Elephants have a tail which is even longer than it looks (see https://kidsanimalsfacts.com/borneo-pygmy-elephant-facts/) because it is partly buried in the buttocks (see https://www.subpng.com/png-jbbwft/ and https://www.dreamstime.com/silhouette-skeleton-elephant-vector-animal-illustration-image182072865 and https://www.alamy.com/stock-photo-elephant-skeleton-49290607.html).

Note that not just the proboscis, but also the vagina, penis and tail of elephants are extremely elongated.

There are at least three immediate reasons to question the graviportal hypothesis.

Firstly, an extinct perissodactyl (see https://en.wikipedia.org/wiki/Paraceratherium) was more massive than elephants but not correspondingly modified.

Secondly, the largest specimens of living rhinos (e.g. Ceratotherium simum) and hippopotamus (Hippopotamus amphibius) overlap elephants in body mass but lack any of the specialisations listed above.
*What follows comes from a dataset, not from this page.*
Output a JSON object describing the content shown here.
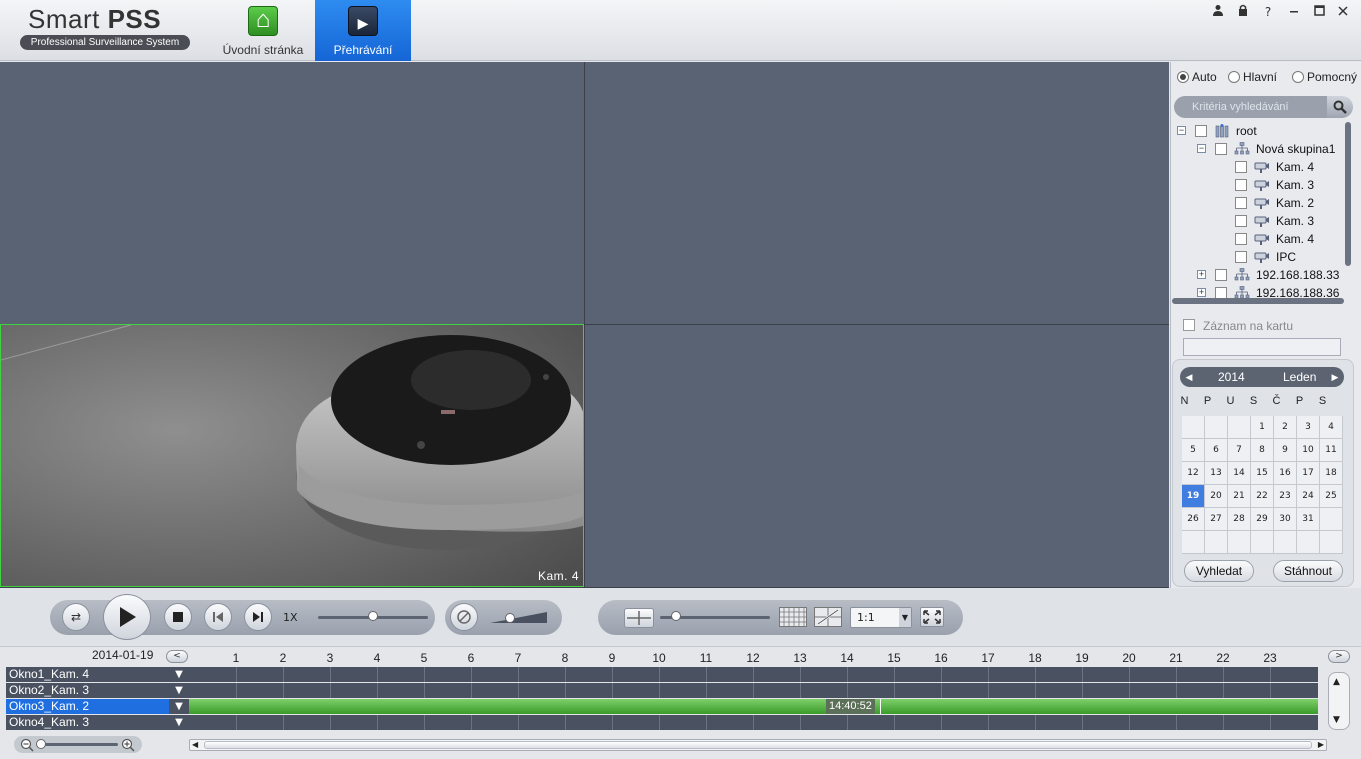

In particular, they remain able to use similar running gaits to medium-size ungulates (e.g. see https://www.shutterstock.com/nb/video/clip-9435902-white-rhino-running-past-camera and https://www.youtube.com/watch?v=yUBNs9HrsX4 and https://www.youtube.com/watch?v=Rv6BbD74gI4).

Thirdly, elephants inhabiting marine islands retained their bodily proportions despite becoming diminutive (see https://twitter.com/diffendale/status/1090003177305530369/photo/1 and https://prehistoric-fauna.com/Cretan-dwarf-mammoth and https://www.deviantart.com/artbyjrc/art/Pocket-pachyderms-Island-dwarf-proboscideans-1-870223240 and https://www.deviantart.com/sanciusart/art/Size-Chart-Sicily-and-Malta-854254198).

to be continued...

Posted on September 05, 2021 05:04 AM by milewski milewski

Comments

Posted by milewski almost 2 years ago

Add a Comment

Sign In or Sign Up to add comments